This is a watch you won't often see, here or there.
What I know is that is was produced for a a few years, from 1957 to 1962, in a small batch: 4121 pieces in Stainless steel, and also in yellow or rose gold.
This is a decently sized watch ( 35 mm ) with a sober and elegant case whose orignality lies in the date: Black on white for even days, white on black for odd days.
As for the movement, nothing exceptional, we have here the Cal 813, which beats at 19800 vibrations per hourt, displaying the date and a small second. As you can see, it is a bumper movement.
5/ The Memovox E 855:
You will pardon me for this light anachronism, as the E 855 was not the first Automatic Alarm Wristwatch, as it housed a Cal 825 while the first one was the Cal 815, introduced in 1956 ( The Cal 825 was introduced in 1959 ).
So, the first Reference to house the Cal 815 is an E 853 ( 1956 ), the second one being the ... Deep Sea Alarm, ref E 857 ( 1959 ).

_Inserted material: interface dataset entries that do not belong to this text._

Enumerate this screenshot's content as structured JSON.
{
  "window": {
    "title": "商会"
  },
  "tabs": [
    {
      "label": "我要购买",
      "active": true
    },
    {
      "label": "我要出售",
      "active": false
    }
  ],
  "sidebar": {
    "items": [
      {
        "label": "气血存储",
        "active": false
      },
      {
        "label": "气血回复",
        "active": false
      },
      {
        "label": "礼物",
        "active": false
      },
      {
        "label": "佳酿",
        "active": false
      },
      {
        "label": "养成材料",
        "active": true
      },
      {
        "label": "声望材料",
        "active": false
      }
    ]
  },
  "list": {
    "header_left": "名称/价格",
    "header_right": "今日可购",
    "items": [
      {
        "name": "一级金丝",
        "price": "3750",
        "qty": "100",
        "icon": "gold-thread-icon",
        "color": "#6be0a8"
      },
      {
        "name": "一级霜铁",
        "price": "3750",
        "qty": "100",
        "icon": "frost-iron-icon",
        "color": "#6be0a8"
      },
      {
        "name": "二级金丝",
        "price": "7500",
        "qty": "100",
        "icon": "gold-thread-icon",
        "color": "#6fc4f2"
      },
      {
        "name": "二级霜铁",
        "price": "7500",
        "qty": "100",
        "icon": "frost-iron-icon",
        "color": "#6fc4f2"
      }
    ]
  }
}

The difference between the Cal 815 and the Cal 825?
One doesn't display the date ( 815 ) while the other does ( 825 ).
Anyway, JLC released the first Automatic Alarm Watch, since 1956, which justifies that we mention the Memovox, here.
The Memovox... A timeless watch, which is still in the catalog, after a break of a bit ore than 10 years, which is nothing in a 61 years old model.
A model which knew so many iterations and versions that it would be an endless thema of collection.
The Cal 825:
6/ Geomatic Ref E 398:
I recently discovered that the Geomatic was not the first automatic chronometer made by the Grande Maison, the first one being the P 476/ 3, which was a bumper movement.
The Cal 881, born in 1961, is very different. The bumper has been replaced for a more modern 360° rotor, winding in both directions, beating at 19800 vibrations per hour, and submitted to the COSC, as a good chronometer it is.
There was an impressive variations of cases ( round / tonneau ), showing different lugs, too, and I don't even mention the dials.
The Geomatic is a very elegant watch, in a certain way, more elegant than the " Macho " Geophysic, the two most known JLC Chronometers;
The Cal 881:
I could have included some other watches, of course, such as the Mystery / Galaxy, or the last Vintage Chronometer mad made by JLC, the (in)famous Cal 906, but these one are the dign representant of the Manufacture production, at this time, and I had to make a choice, a selection, here.
I wouldn't close this topic without sharing some thoughts, about these Automatic movements, in the " Grande Maison " history.
I have to say that I have mixed feelings with these automatic movements.
In the Fifties, they became very popular, and the " big names " of the moment all offered their own vision to their respective clientèle.
Indeed, it was very seducing to think that the watch could live with you, without having to wind it every day.
Intellectually, it was certainly a good idea.
At the beginning of its life, the automatic movement peacefully co existed with their manual " brothers ".
In a few cases, I would even say that it was not thinkable to have another caliber than an automatic one.
Could you imagine a manual winding Futurematic? Me, not: Futurematic sounds much better than Futuremanual.
They were an interesting technical improvement for some watches, too, like the Diving watches.
Winding on a daily basis a diving watch is not good for the seal, so there were two possibilities: An 8 Day movement, or a self winding one.
BUT isn't there a price to pay?
More and more, the automatic movements take the path on the manual, which we can see, still nowadays.
When you compare both the manual and the automatic, I'd say that the last is more functional, when the ifrst could be very pleasant to look at.
On an aesthical point of view, I don't see ANY Vintage JLC automatic movement which can compete with the beauty of a Cal P 478 BWSBr ( Geophysic ), a Cal 479 ( Military WWW ), a Cal 488 ( Mark 11 ), a Cal 470 or 450 ( Mark 7 ), and, Creme de la Creme, the famous Cal 484 / 494 ( Triple Dates ) for example.
The Elusive Geophysic movement:
With the automatic, did we go from beauty to functionality?
Once again, this question is very actual...
Food for thought.
Looking forward to reading your comments,
Nicolas.This message has been edited by amanico on 2013-07-16 21:57:11 This message has been edited by amanico on 2013-07-22 07:24:21